The test series demonstrated that cylinders lasered with Cellaxy can achieve significant ink savings. Although the tests on chromatic colors used screen configurations that had been optimized for electromechanical engraving, the laser engraving was able to achieve significant cost benefits, namely 26.9% and 46.2% ink savings respectively. In the test with white, the laser engraving achieved ink savings of 18.4%.
Looking at the big picture, it is particularly worthwhile using cylinders lasered with Cellaxy for expensive inks and inks where high consumption is expected. First and foremost, this certainly applies to white, metallic inks and effect coatings, although the latter still has to be tested for savings potential.
In the case of inks with high area coverage, the use of directly structured cylinders is probably worthwhile in most cases when the job size is appropriate. However, recouping the additional costs for acquiring the cylinders is a key consideration and only in special cases will the improved smoothness alone justify laser direct structuring in copper from a quality perspective.
Finally, it should be mentioned that switching to this technology on a large scale may not be possible initially, as the system capacity on the market is low compared to the other processes for printing form manufacture in gravure printing.
Most things will remain the same. The form production and print shop experts will still have to get together to consider which engraving technology best meets the customer’s quality and cost requirements for each order.

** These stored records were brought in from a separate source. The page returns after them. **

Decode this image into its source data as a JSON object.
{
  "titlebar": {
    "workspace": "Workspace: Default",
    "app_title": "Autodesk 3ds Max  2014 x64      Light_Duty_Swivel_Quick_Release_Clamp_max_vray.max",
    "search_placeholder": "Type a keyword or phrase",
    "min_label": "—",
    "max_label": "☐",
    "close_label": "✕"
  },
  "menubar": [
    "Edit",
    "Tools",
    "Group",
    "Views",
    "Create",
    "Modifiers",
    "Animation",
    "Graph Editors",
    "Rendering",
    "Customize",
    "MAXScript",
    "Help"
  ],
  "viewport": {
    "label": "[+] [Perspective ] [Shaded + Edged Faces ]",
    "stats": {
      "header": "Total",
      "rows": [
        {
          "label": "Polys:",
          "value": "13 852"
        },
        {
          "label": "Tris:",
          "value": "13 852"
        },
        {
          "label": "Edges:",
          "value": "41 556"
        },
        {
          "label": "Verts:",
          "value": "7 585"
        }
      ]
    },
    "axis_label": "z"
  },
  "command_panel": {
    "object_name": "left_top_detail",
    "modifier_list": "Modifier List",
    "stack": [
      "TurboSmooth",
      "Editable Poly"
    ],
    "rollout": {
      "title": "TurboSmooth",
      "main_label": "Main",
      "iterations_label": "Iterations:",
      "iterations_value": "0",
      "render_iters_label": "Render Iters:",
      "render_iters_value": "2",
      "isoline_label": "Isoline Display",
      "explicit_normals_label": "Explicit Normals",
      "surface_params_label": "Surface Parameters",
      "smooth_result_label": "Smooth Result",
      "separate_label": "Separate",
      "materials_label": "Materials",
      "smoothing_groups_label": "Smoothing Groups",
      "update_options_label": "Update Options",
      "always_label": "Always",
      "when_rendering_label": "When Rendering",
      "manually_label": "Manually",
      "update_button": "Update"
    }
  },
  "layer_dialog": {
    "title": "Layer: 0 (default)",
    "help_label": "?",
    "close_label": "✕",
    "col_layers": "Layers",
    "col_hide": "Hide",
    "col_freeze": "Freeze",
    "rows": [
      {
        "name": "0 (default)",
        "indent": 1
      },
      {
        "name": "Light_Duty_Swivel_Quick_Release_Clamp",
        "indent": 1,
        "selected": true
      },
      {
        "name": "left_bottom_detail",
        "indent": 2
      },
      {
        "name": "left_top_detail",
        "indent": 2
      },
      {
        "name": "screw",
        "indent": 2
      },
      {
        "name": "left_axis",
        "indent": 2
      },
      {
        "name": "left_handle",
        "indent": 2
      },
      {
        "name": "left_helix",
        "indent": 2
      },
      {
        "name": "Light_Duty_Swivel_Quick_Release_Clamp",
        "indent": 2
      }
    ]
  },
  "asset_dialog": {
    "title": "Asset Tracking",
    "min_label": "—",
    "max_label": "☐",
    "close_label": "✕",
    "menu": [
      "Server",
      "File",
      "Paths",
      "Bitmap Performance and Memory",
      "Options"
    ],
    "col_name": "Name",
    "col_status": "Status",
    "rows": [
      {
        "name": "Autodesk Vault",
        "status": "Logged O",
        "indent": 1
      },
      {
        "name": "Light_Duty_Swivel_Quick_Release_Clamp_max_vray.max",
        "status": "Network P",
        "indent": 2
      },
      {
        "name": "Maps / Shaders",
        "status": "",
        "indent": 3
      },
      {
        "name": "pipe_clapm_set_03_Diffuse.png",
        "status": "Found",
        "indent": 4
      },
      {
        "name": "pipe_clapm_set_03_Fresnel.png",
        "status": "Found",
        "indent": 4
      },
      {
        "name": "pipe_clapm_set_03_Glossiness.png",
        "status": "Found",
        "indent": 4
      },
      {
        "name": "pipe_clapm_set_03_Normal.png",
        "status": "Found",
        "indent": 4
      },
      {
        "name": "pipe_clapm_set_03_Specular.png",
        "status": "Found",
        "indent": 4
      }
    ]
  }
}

It has been proven that direct structuring in copper using the Cellaxy laser offers high potential in both respects. Whether or not cylinders produced using the lasers and processes of other plant manufacturers offer the same or even greater potential is to be clarified elsewhere.